Quotes and Leadership Lessons from The Great Train Robbery I

A Reel Leadership Article

The Great Train Robbery is a two-part British television miniseries that was first broadcast in 2013 (Currently available on Amazon Prime, Netflix, and others). It tells the story of the robbery of £2.6 million (£53.5 today) from a Royal Mail train heading from Glasgow to London on 8 August 1963, first from the perspective of the robbers, and then from the perspective of the police. Episode one, A Robber’s Tale, details the organization and successful completion of the robbery. Episode two, A Copper’s Tale, follows the police investigation into the crime and subsequent arrest of many of the perpetrators. It is a fascinating look at two leadership styles, similar in some aspects, very different in others.  In this first article, the leadership style of Bruce Reynolds, the “Robber” will be examined.

Characters from the TV movie The Great Train Robbery

Bruce Reynolds is the leader of a small gang of thieves, a leader who is not satisfied with the £62K ($78K today) robbery at an airport – a robbery that was “supposed to be the big one” £400K  ($507K).  He immediately begins searching for a bigger score.

Unintended Consequences: Minimizing the ‘Oops Factor’ in Decision Making

Unintended consequences is the term for outcomes that are not the ones foreseen by a purposeful act.

When a manager consistently gives tough assignments to a worker who’s proven himself to be reliable, the go-to employee may begin to feel “penalized” by the additional load while the less reliable workers get a free ride. What was intended as a compliment and vote of confidence turns out to be an unwelcome burden.

Roger Dean Duncan with his book Leadershop

Author of Leadershop, Roger Dean Duncan

In medicine, unintended consequences are called “side effects.” Have you listened carefully to television commercials for drugs? The list of side effects is often longer than the narrative promoting the medicine. Why would we be warned that a product purported to relieve a simple ailment may also produce paralysis, high blood pressure, thinning hair, skin rash, weight gain, blurred vision or even thoughts of suicide? Because the lawyers said so.

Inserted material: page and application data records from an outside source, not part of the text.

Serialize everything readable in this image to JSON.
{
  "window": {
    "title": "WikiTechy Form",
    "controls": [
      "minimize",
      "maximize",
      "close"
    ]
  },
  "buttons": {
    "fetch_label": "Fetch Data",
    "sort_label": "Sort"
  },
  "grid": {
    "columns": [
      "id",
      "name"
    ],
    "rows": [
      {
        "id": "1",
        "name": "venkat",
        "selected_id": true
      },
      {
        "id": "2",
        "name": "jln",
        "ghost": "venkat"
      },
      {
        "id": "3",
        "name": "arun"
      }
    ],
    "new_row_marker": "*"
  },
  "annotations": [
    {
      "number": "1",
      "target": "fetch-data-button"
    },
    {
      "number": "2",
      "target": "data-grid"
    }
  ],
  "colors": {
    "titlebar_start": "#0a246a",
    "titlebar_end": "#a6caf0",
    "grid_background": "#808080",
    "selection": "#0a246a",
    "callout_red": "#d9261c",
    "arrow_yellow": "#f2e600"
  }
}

Courageous Servant Leadership

I had one of my most profound, memorable, touching experiences in Washington, D.C. two weeks ago that I’ve realized after reflection has some important connections to leadership.

President George Herbert Walker Bush, naval aviator, Congressman, Ambassador to China, Director of the CIA, Vice-President, and eventually 41st President of the United States passed away a couple of weeks ago. Immediately, Washington D.C. mourned the loss of our former leader. The flags have been at half mast ever since and will continue to be so for 30 days following a President’s death.

Photo of the white Capital Rotunda building in Washington, DC

Photo of the Capital Rotunda

A good friend and Sigma Chi pledge brother of mine suggested we go visit President Bush lying in state, pay our respects, and express our gratitude for his long life of service and leadership, the subject of this post. We spread our plan to the whole fraternity and about 8 brothers signed on to come. We decided it would only be appropriate if we wore formal attire. Some brothers were coming from class or studying so they couldn’t, but we put on jackets, ties, and slacks and piled into an uber XL for the Capitol Building.

The Fine Line Between Leadership And Management

Leader, as defined by Webster, is a person who leads, such as someone in authority whereas leadership is the actual act of leading. Often, we automatically think that only managers/supervisors are leaders however that is not the case.

Learn the difference between managing and leading

Photo by Simon Matzinger

Leaders can be found anywhere. They are that person setting an example for others, motivating them to be the best person that they can be, they could be that mean girl in school that has others following her to be part of the popular crowd or it could be that person at work that is always willing to teach others how to do things without question.

Obviously, someone who is setting examples for others and doing the right thing is thought of as a good leader since they are leading by their example. However, does that automatically make them a good manager? Not necessarily….

Leadership Lessons From Unstoppable

A Reel Leadership Flashback Article (Guest Article by James Schreier)

Unstoppable is the 2010 film based loosely on a real incident of a runaway train.  Generally praised for its action and described as a “great popcorn film,” it grossed $167 million.  Unstoppable starred Denzel Washington as Frank Barnes, soon to be retired – unwilling forced by the railroad – and Chris Pine as Will Colson, a new conductor distracted by his personal problems.  There are two other key players, Connie Hooper (Rosario Dawson) as the Yardmaster and Oscar Galvin (Kevin Dunn) as the VP of Operations for the railroad.

Leadership lessons from the movies - Unstopable

When a train leaves the railyard, unmanned, running at full speed, Frank Barnes and Will Colson begin several different attempts to stop the train before it would catastrophically crash on a high bridge with a tight curve in a community of 780K and located next to multiple fuel tanks.